Element data from apps and pages:
╭──

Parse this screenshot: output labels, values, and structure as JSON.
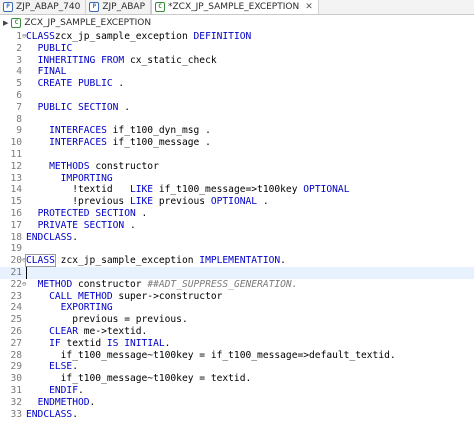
{
  "tabs": [
    {
      "label": "ZJP_ABAP_740",
      "icon": "program-icon",
      "active": false
    },
    {
      "label": "ZJP_ABAP",
      "icon": "program-icon",
      "active": false
    },
    {
      "label": "*ZCX_JP_SAMPLE_EXCEPTION",
      "icon": "class-icon",
      "active": true,
      "close": "✕"
    }
  ],
  "breadcrumb": {
    "label": "ZCX_JP_SAMPLE_EXCEPTION",
    "arrow": "▶"
  },
  "editor": {
    "current_line": 21,
    "lines": [
      {
        "n": "1",
        "fold": "⊖",
        "segs": [
          [
            "kw",
            "CLASS"
          ],
          [
            "",
            "zcx_jp_sample_exception "
          ],
          [
            "kw",
            "DEFINITION"
          ]
        ]
      },
      {
        "n": "2",
        "fold": "",
        "segs": [
          [
            "",
            "  "
          ],
          [
            "kw",
            "PUBLIC"
          ]
        ]
      },
      {
        "n": "3",
        "fold": "",
        "segs": [
          [
            "",
            "  "
          ],
          [
            "kw",
            "INHERITING FROM"
          ],
          [
            "",
            "",
            " cx_static_check"
          ]
        ]
      },
      {
        "n": "4",
        "fold": "",
        "segs": [
          [
            "",
            "  "
          ],
          [
            "kw",
            "FINAL"
          ]
        ]
      },
      {
        "n": "5",
        "fold": "",
        "segs": [
          [
            "",
            "  "
          ],
          [
            "kw",
            "CREATE PUBLIC"
          ],
          [
            "",
            " ."
          ]
        ]
      },
      {
        "n": "6",
        "fold": "",
        "segs": [
          [
            "",
            ""
          ]
        ]
      },
      {
        "n": "7",
        "fold": "",
        "segs": [
          [
            "",
            "  "
          ],
          [
            "kw",
            "PUBLIC SECTION"
          ],
          [
            "",
            " ."
          ]
        ]
      },
      {
        "n": "8",
        "fold": "",
        "segs": [
          [
            "",
            ""
          ]
        ]
      },
      {
        "n": "9",
        "fold": "",
        "segs": [
          [
            "",
            "    "
          ],
          [
            "kw",
            "INTERFACES"
          ],
          [
            "",
            " if_t100_dyn_msg ."
          ]
        ]
      },
      {
        "n": "10",
        "fold": "",
        "segs": [
          [
            "",
            "    "
          ],
          [
            "kw",
            "INTERFACES"
          ],
          [
            "",
            " if_t100_message ."
          ]
        ]
      },
      {
        "n": "11",
        "fold": "",
        "segs": [
          [
            "",
            ""
          ]
        ]
      },
      {
        "n": "12",
        "fold": "",
        "segs": [
          [
            "",
            "    "
          ],
          [
            "kw",
            "METHODS"
          ],
          [
            "",
            " constructor"
          ]
        ]
      },
      {
        "n": "13",
        "fold": "",
        "segs": [
          [
            "",
            "      "
          ],
          [
            "kw",
            "IMPORTING"
          ]
        ]
      },
      {
        "n": "14",
        "fold": "",
        "segs": [
          [
            "",
            "        !textid   "
          ],
          [
            "kw",
            "LIKE"
          ],
          [
            "",
            " if_t100_message=>t100key "
          ],
          [
            "kw",
            "OPTIONAL"
          ]
        ]
      },
      {
        "n": "15",
        "fold": "",
        "segs": [
          [
            "",
            "        !previous "
          ],
          [
            "kw",
            "LIKE"
          ],
          [
            "",
            " previous "
          ],
          [
            "kw",
            "OPTIONAL"
          ],
          [
            "",
            " ."
          ]
        ]
      },
      {
        "n": "16",
        "fold": "",
        "segs": [
          [
            "",
            "  "
          ],
          [
            "kw",
            "PROTECTED SECTION"
          ],
          [
            "",
            " ."
          ]
        ]
      },
      {
        "n": "17",
        "fold": "",
        "segs": [
          [
            "",
            "  "
          ],
          [
            "kw",
            "PRIVATE SECTION"
          ],
          [
            "",
            " ."
          ]
        ]
      },
      {
        "n": "18",
        "fold": "",
        "segs": [
          [
            "kw",
            "ENDCLASS"
          ],
          [
            "",
            "."
          ]
        ]
      },
      {
        "n": "19",
        "fold": "",
        "segs": [
          [
            "",
            ""
          ]
        ]
      },
      {
        "n": "20",
        "fold": "⊖",
        "segs": [
          [
            "kw",
            "CLASS"
          ],
          [
            "",
            "",
            " zcx_jp_sample_exception "
          ],
          [
            "kw",
            "IMPLEMENTATION"
          ],
          [
            "",
            "."
          ]
        ]
      },
      {
        "n": "21",
        "fold": "",
        "segs": [
          [
            "",
            ""
          ]
        ]
      },
      {
        "n": "22",
        "fold": "⊖",
        "segs": [
          [
            "",
            "  "
          ],
          [
            "kw",
            "METHOD"
          ],
          [
            "",
            " constructor "
          ],
          [
            "cm",
            "##ADT_SUPPRESS_GENERATION."
          ]
        ]
      },
      {
        "n": "23",
        "fold": "",
        "segs": [
          [
            "",
            "    "
          ],
          [
            "kw",
            "CALL METHOD"
          ],
          [
            "",
            " super->constructor"
          ]
        ]
      },
      {
        "n": "24",
        "fold": "",
        "segs": [
          [
            "",
            "      "
          ],
          [
            "kw",
            "EXPORTING"
          ]
        ]
      },
      {
        "n": "25",
        "fold": "",
        "segs": [
          [
            "",
            "        previous = previous."
          ]
        ]
      },
      {
        "n": "26",
        "fold": "",
        "segs": [
          [
            "",
            "    "
          ],
          [
            "kw",
            "CLEAR"
          ],
          [
            "",
            " me->textid."
          ]
        ]
      },
      {
        "n": "27",
        "fold": "",
        "segs": [
          [
            "",
            "    "
          ],
          [
            "kw",
            "IF"
          ],
          [
            "",
            " textid "
          ],
          [
            "kw",
            "IS INITIAL"
          ],
          [
            "",
            "."
          ]
        ]
      },
      {
        "n": "28",
        "fold": "",
        "segs": [
          [
            "",
            "      if_t100_message~t100key = if_t100_message=>default_textid."
          ]
        ]
      },
      {
        "n": "29",
        "fold": "",
        "segs": [
          [
            "",
            "    "
          ],
          [
            "kw",
            "ELSE"
          ],
          [
            "",
            "."
          ]
        ]
      },
      {
        "n": "30",
        "fold": "",
        "segs": [
          [
            "",
            "      if_t100_message~t100key = textid."
          ]
        ]
      },
      {
        "n": "31",
        "fold": "",
        "segs": [
          [
            "",
            "    "
          ],
          [
            "kw",
            "ENDIF"
          ],
          [
            "",
            "."
          ]
        ]
      },
      {
        "n": "32",
        "fold": "",
        "segs": [
          [
            "",
            "  "
          ],
          [
            "kw",
            "ENDMETHOD"
          ],
          [
            "",
            "."
          ]
        ]
      },
      {
        "n": "33",
        "fold": "",
        "segs": [
          [
            "kw",
            "ENDCLASS"
          ],
          [
            "",
            "."
          ]
        ]
      }
    ]
  }
}
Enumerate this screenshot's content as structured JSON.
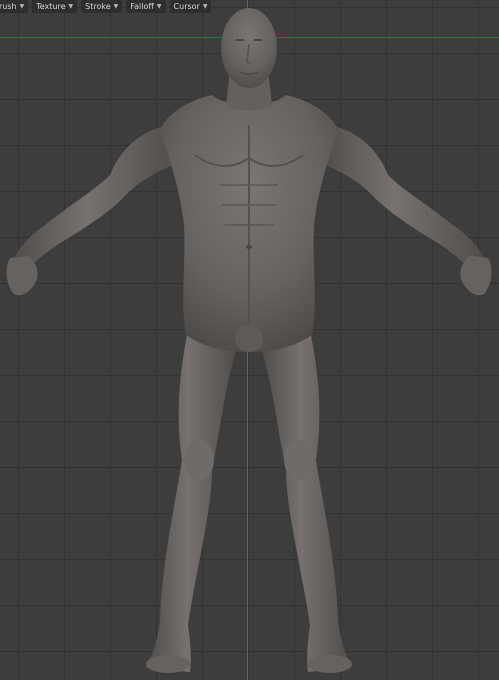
{
  "header": {
    "menus": [
      {
        "label": "rush",
        "icon": "chevron-down-icon"
      },
      {
        "label": "Texture",
        "icon": "chevron-down-icon"
      },
      {
        "label": "Stroke",
        "icon": "chevron-down-icon"
      },
      {
        "label": "Falloff",
        "icon": "chevron-down-icon"
      },
      {
        "label": "Cursor",
        "icon": "chevron-down-icon"
      }
    ]
  },
  "viewport": {
    "background": "#3d3d3d",
    "grid_color": "#333333",
    "x_axis_color": "#a33a3a",
    "y_axis_color": "#3d6aa0",
    "model_color": "#6e6a68"
  }
}
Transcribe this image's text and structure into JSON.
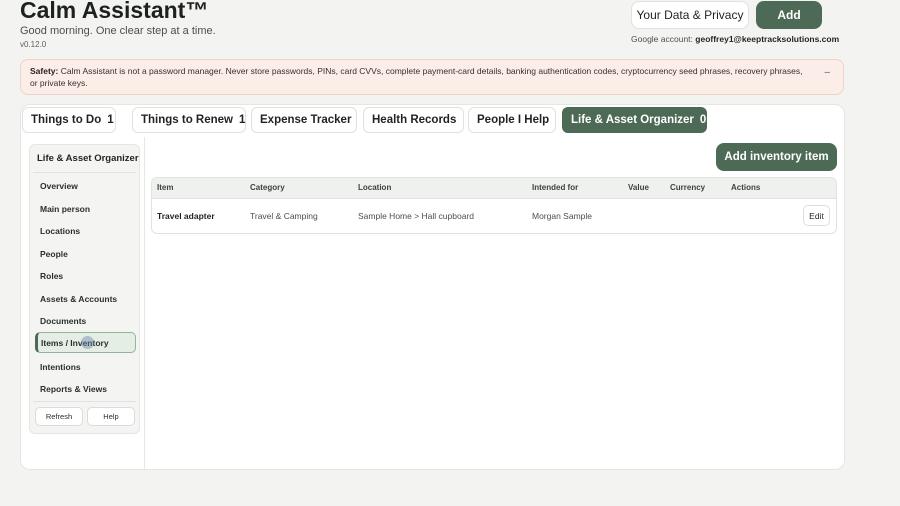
{
  "app": {
    "title": "Calm Assistant™",
    "subtitle": "Good morning. One clear step at a time.",
    "version": "v0.12.0"
  },
  "header": {
    "privacy_label": "Your Data & Privacy",
    "add_label": "Add",
    "account_prefix": "Google account:",
    "account_email": "geoffrey1@keeptracksolutions.com"
  },
  "safety": {
    "label": "Safety:",
    "text": "Calm Assistant is not a password manager. Never store passwords, PINs, card CVVs, complete payment-card details, banking authentication codes, cryptocurrency seed phrases, recovery phrases, or private keys.",
    "dismiss": "–"
  },
  "tabs": [
    {
      "label": "Things to Do",
      "count": "1"
    },
    {
      "label": "Things to Renew",
      "count": "1"
    },
    {
      "label": "Expense Tracker",
      "count": ""
    },
    {
      "label": "Health Records",
      "count": ""
    },
    {
      "label": "People I Help",
      "count": ""
    },
    {
      "label": "Life & Asset Organizer",
      "count": "0"
    }
  ],
  "sidebar": {
    "title": "Life & Asset Organizer",
    "items": [
      {
        "label": "Overview"
      },
      {
        "label": "Main person"
      },
      {
        "label": "Locations"
      },
      {
        "label": "People"
      },
      {
        "label": "Roles"
      },
      {
        "label": "Assets & Accounts"
      },
      {
        "label": "Documents"
      },
      {
        "label": "Items / Inventory"
      },
      {
        "label": "Intentions"
      },
      {
        "label": "Reports & Views"
      }
    ],
    "refresh_label": "Refresh",
    "help_label": "Help"
  },
  "main": {
    "add_inventory_label": "Add inventory item",
    "columns": [
      "Item",
      "Category",
      "Location",
      "Intended for",
      "Value",
      "Currency",
      "Actions"
    ],
    "rows": [
      {
        "item": "Travel adapter",
        "category": "Travel & Camping",
        "location": "Sample Home > Hall cupboard",
        "intended_for": "Morgan Sample",
        "value": "",
        "currency": "",
        "action_label": "Edit"
      }
    ]
  },
  "colors": {
    "accent": "#4c6a55",
    "safety_background": "#fbeee9",
    "page_background": "#f3f4f2"
  }
}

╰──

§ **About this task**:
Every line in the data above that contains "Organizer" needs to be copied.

§ **Expected output**:
      "label": "Life & Asset Organizer",
    "title": "Life & Asset Organizer",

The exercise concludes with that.